**ENTRIES PROVIDED**

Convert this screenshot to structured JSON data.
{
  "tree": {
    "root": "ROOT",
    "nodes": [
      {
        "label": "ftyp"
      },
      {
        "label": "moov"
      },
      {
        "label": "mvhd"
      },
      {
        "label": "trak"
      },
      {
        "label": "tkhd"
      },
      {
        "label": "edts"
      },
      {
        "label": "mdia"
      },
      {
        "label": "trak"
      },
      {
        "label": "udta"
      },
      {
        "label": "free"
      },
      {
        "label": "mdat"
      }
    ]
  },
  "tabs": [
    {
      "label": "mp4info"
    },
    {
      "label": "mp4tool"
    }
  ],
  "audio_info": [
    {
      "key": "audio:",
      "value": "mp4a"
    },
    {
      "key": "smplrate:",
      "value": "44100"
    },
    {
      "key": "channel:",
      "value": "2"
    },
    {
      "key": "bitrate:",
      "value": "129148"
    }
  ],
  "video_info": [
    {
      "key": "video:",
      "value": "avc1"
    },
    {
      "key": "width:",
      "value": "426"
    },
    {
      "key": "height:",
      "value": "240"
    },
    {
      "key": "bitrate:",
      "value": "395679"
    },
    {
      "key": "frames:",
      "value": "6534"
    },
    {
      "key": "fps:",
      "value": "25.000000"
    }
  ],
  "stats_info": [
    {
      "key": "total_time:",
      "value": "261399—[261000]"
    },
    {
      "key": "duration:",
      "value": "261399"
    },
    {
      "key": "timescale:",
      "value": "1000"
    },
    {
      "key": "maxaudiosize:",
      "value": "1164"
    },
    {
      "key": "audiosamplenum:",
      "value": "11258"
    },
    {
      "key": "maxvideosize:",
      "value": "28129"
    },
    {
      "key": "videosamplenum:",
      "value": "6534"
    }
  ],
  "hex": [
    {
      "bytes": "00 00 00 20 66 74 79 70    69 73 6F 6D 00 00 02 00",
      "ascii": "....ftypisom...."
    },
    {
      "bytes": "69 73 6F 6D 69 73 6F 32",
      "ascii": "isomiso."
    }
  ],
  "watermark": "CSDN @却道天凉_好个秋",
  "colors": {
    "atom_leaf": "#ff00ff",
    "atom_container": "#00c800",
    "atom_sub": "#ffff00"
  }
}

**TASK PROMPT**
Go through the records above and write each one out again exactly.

**SOLUTION TO THIS TASK**
Convert this screenshot to structured JSON data.
{
  "tree": {
    "root": "ROOT",
    "nodes": [
      {
        "label": "ftyp"
      },
      {
        "label": "moov"
      },
      {
        "label": "mvhd"
      },
      {
        "label": "trak"
      },
      {
        "label": "tkhd"
      },
      {
        "label": "edts"
      },
      {
        "label": "mdia"
      },
      {
        "label": "trak"
      },
      {
        "label": "udta"
      },
      {
        "label": "free"
      },
      {
        "label": "mdat"
      }
    ]
  },
  "tabs": [
    {
      "label": "mp4info"
    },
    {
      "label": "mp4tool"
    }
  ],
  "audio_info": [
    {
      "key": "audio:",
      "value": "mp4a"
    },
    {
      "key": "smplrate:",
      "value": "44100"
    },
    {
      "key": "channel:",
      "value": "2"
    },
    {
      "key": "bitrate:",
      "value": "129148"
    }
  ],
  "video_info": [
    {
      "key": "video:",
      "value": "avc1"
    },
    {
      "key": "width:",
      "value": "426"
    },
    {
      "key": "height:",
      "value": "240"
    },
    {
      "key": "bitrate:",
      "value": "395679"
    },
    {
      "key": "frames:",
      "value": "6534"
    },
    {
      "key": "fps:",
      "value": "25.000000"
    }
  ],
  "stats_info": [
    {
      "key": "total_time:",
      "value": "261399—[261000]"
    },
    {
      "key": "duration:",
      "value": "261399"
    },
    {
      "key": "timescale:",
      "value": "1000"
    },
    {
      "key": "maxaudiosize:",
      "value": "1164"
    },
    {
      "key": "audiosamplenum:",
      "value": "11258"
    },
    {
      "key": "maxvideosize:",
      "value": "28129"
    },
    {
      "key": "videosamplenum:",
      "value": "6534"
    }
  ],
  "hex": [
    {
      "bytes": "00 00 00 20 66 74 79 70    69 73 6F 6D 00 00 02 00",
      "ascii": "....ftypisom...."
    },
    {
      "bytes": "69 73 6F 6D 69 73 6F 32",
      "ascii": "isomiso."
    }
  ],
  "watermark": "CSDN @却道天凉_好个秋",
  "colors": {
    "atom_leaf": "#ff00ff",
    "atom_container": "#00c800",
    "atom_sub": "#ffff00"
  }
}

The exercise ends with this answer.